In 1757, French astronomer Mssr. Charles Messier began watching for the reappearance of Halley's comet based on some calculations by another astronomer which turned out to be wrong, wrong, wrong. In the process, he discovered another, non-Halley's, comet. Further observations yielded still yet more
annoying, fuzzy comet-looking objects that were not what he was looking for. He began documenting these objects, eventually compiling an entire catalog of objects that might be mistaken for comets, including supernovae and nebulae. He eventually became a dedicated comet hunter, and discovered many hitherto unknown astronomical objects.

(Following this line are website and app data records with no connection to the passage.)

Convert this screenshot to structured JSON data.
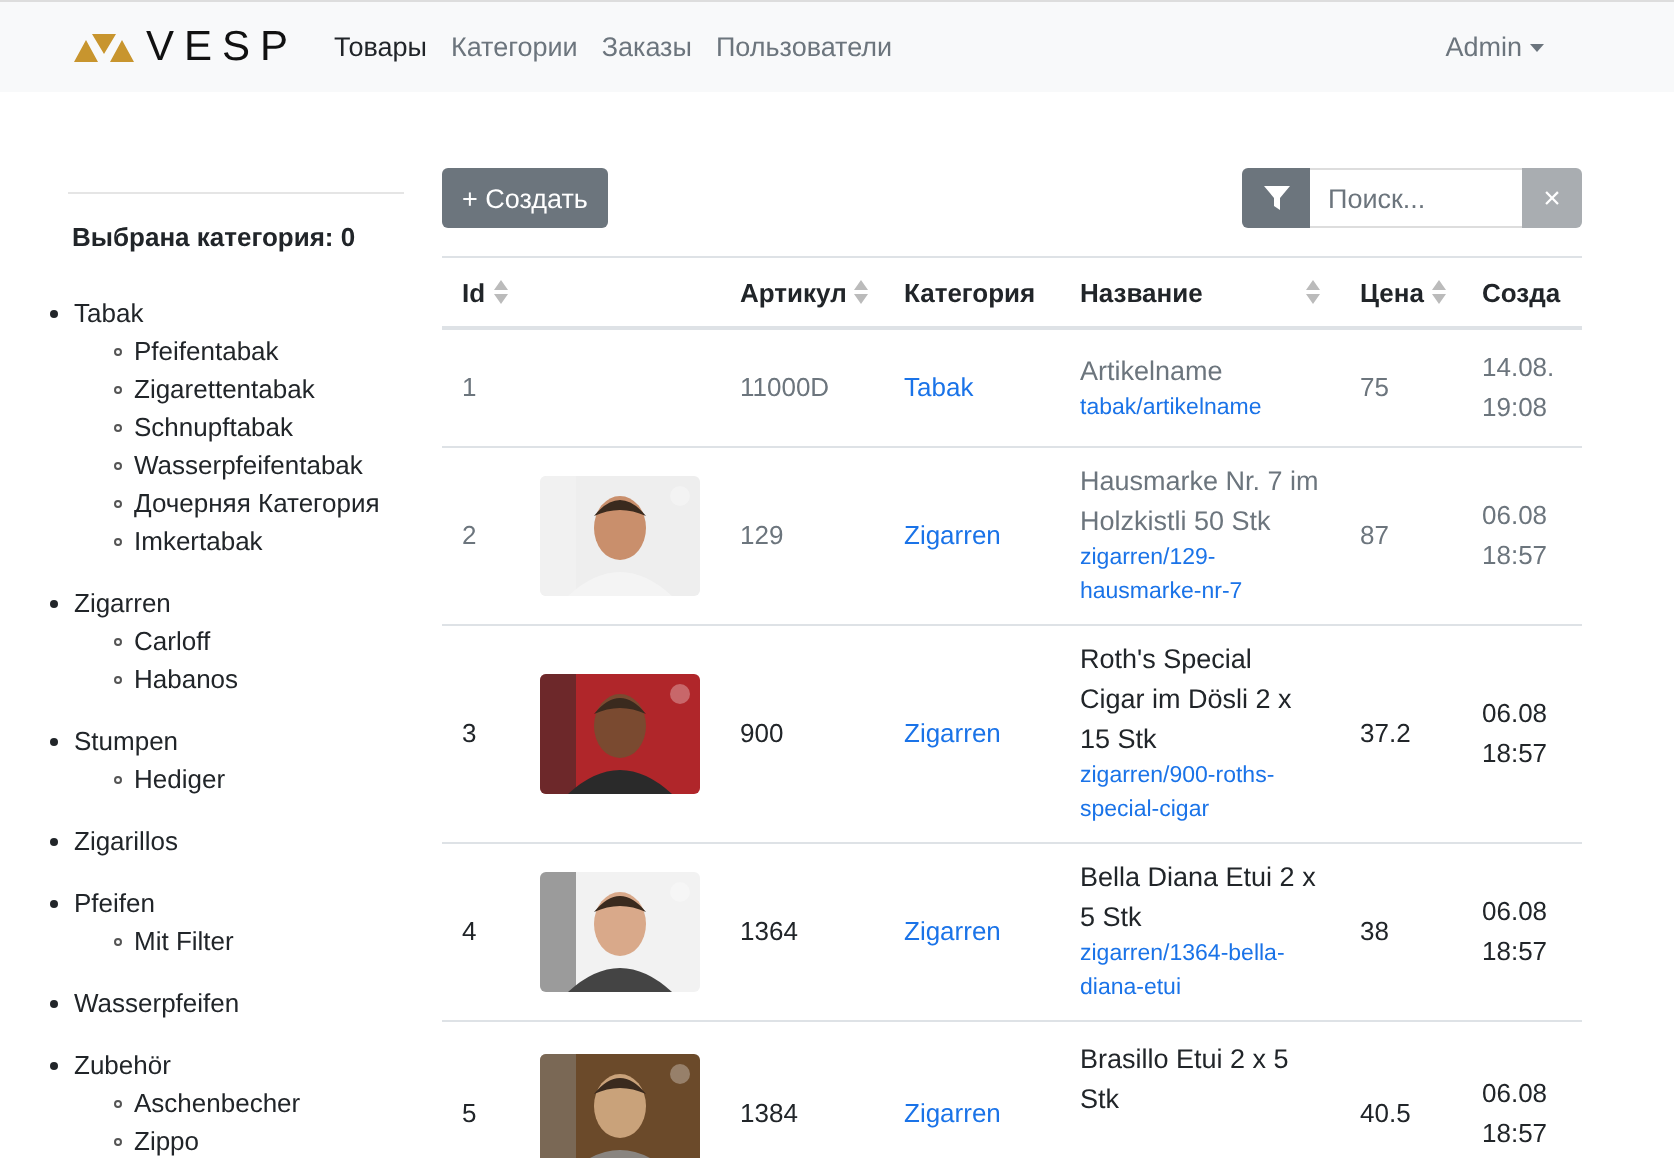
{
  "navbar": {
    "logo": "VESP",
    "links": [
      {
        "label": "Товары",
        "selected": true
      },
      {
        "label": "Категории",
        "selected": false
      },
      {
        "label": "Заказы",
        "selected": false
      },
      {
        "label": "Пользователи",
        "selected": false
      }
    ],
    "user_menu": "Admin"
  },
  "sidebar": {
    "title": "Выбрана категория: 0",
    "categories": [
      {
        "label": "Tabak",
        "children": [
          {
            "label": "Pfeifentabak"
          },
          {
            "label": "Zigarettentabak"
          },
          {
            "label": "Schnupftabak"
          },
          {
            "label": "Wasserpfeifentabak"
          },
          {
            "label": "Дочерняя Категория"
          },
          {
            "label": "Imkertabak"
          }
        ]
      },
      {
        "label": "Zigarren",
        "children": [
          {
            "label": "Carloff"
          },
          {
            "label": "Habanos"
          }
        ]
      },
      {
        "label": "Stumpen",
        "children": [
          {
            "label": "Hediger"
          }
        ]
      },
      {
        "label": "Zigarillos"
      },
      {
        "label": "Pfeifen",
        "children": [
          {
            "label": "Mit Filter"
          }
        ]
      },
      {
        "label": "Wasserpfeifen"
      },
      {
        "label": "Zubehör",
        "children": [
          {
            "label": "Aschenbecher"
          },
          {
            "label": "Zippo"
          }
        ]
      }
    ]
  },
  "toolbar": {
    "create_button": "+ Создать",
    "search": {
      "placeholder": "Поиск..."
    },
    "clear_button": "×"
  },
  "table": {
    "columns": [
      {
        "label": "Id",
        "sortable": true
      },
      {
        "sortable": false
      },
      {
        "label": "Артикул",
        "sortable": true
      },
      {
        "label": "Категория",
        "sortable": false
      },
      {
        "label": "Название",
        "sortable": true
      },
      {
        "label": "Цена",
        "sortable": true
      },
      {
        "label": "Созда",
        "sortable": false
      }
    ],
    "rows": [
      {
        "id": "1",
        "has_picture": false,
        "article": "11000D",
        "category": "Tabak",
        "name": "Artikelname",
        "slug": "tabak/artikelname",
        "price": "75",
        "date": "14.08.",
        "time": "19:08",
        "inactive": true
      },
      {
        "id": "2",
        "has_picture": true,
        "article": "129",
        "category": "Zigarren",
        "name": "Hausmarke Nr. 7 im Holzkistli 50 Stk",
        "slug": "zigarren/129-hausmarke-nr-7",
        "price": "87",
        "date": "06.08",
        "time": "18:57",
        "inactive": true
      },
      {
        "id": "3",
        "has_picture": true,
        "article": "900",
        "category": "Zigarren",
        "name": "Roth's Special Cigar im Dösli 2 x 15 Stk",
        "slug": "zigarren/900-roths-special-cigar",
        "price": "37.2",
        "date": "06.08",
        "time": "18:57",
        "inactive": false
      },
      {
        "id": "4",
        "has_picture": true,
        "article": "1364",
        "category": "Zigarren",
        "name": "Bella Diana Etui 2 x 5 Stk",
        "slug": "zigarren/1364-bella-diana-etui",
        "price": "38",
        "date": "06.08",
        "time": "18:57",
        "inactive": false
      },
      {
        "id": "5",
        "has_picture": true,
        "article": "1384",
        "category": "Zigarren",
        "name": "Brasillo Etui 2 x 5 Stk",
        "price": "40.5",
        "date": "06.08",
        "time": "18:57",
        "inactive": false
      }
    ]
  }
}
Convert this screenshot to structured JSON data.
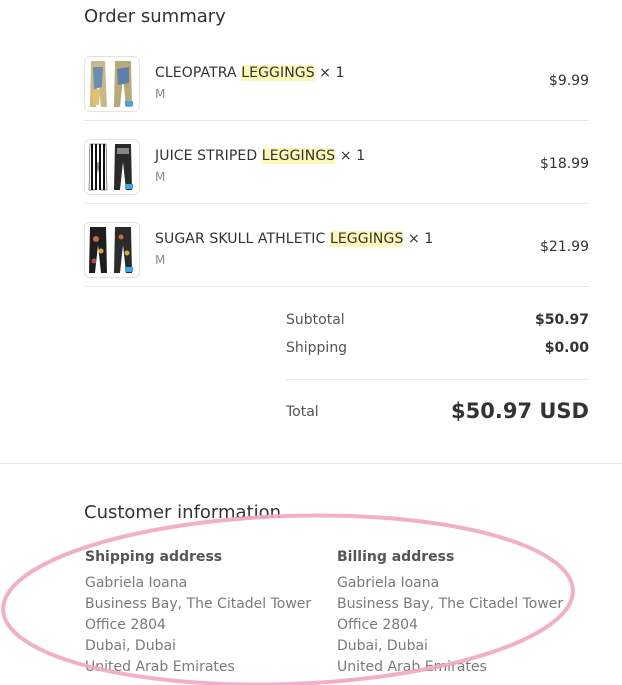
{
  "order_summary": {
    "title": "Order summary",
    "items": [
      {
        "name_prefix": "CLEOPATRA ",
        "name_highlight": "LEGGINGS",
        "quantity": "× 1",
        "variant": "M",
        "price": "$9.99"
      },
      {
        "name_prefix": "JUICE STRIPED ",
        "name_highlight": "LEGGINGS",
        "quantity": "× 1",
        "variant": "M",
        "price": "$18.99"
      },
      {
        "name_prefix": "SUGAR SKULL ATHLETIC ",
        "name_highlight": "LEGGINGS",
        "quantity": "× 1",
        "variant": "M",
        "price": "$21.99"
      }
    ],
    "subtotal_label": "Subtotal",
    "subtotal_value": "$50.97",
    "shipping_label": "Shipping",
    "shipping_value": "$0.00",
    "total_label": "Total",
    "total_value": "$50.97 USD"
  },
  "customer_information": {
    "title": "Customer information",
    "shipping": {
      "heading": "Shipping address",
      "lines": [
        "Gabriela Ioana",
        "Business Bay, The Citadel Tower",
        "Office 2804",
        "Dubai, Dubai",
        "United Arab Emirates"
      ]
    },
    "billing": {
      "heading": "Billing address",
      "lines": [
        "Gabriela Ioana",
        "Business Bay, The Citadel Tower",
        "Office 2804",
        "Dubai, Dubai",
        "United Arab Emirates"
      ]
    }
  },
  "colors": {
    "highlight": "#fdf7b8",
    "annotation_ellipse": "#f2a6c4",
    "divider": "#e6e6e6"
  }
}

The Messier Skies
is a Gottlieb Planetarium showcase of his discoveries, which also include galaxies and star clusters. Tickets are $5.95. See Union Station's website
Sept. 2-Dec. 30, 2008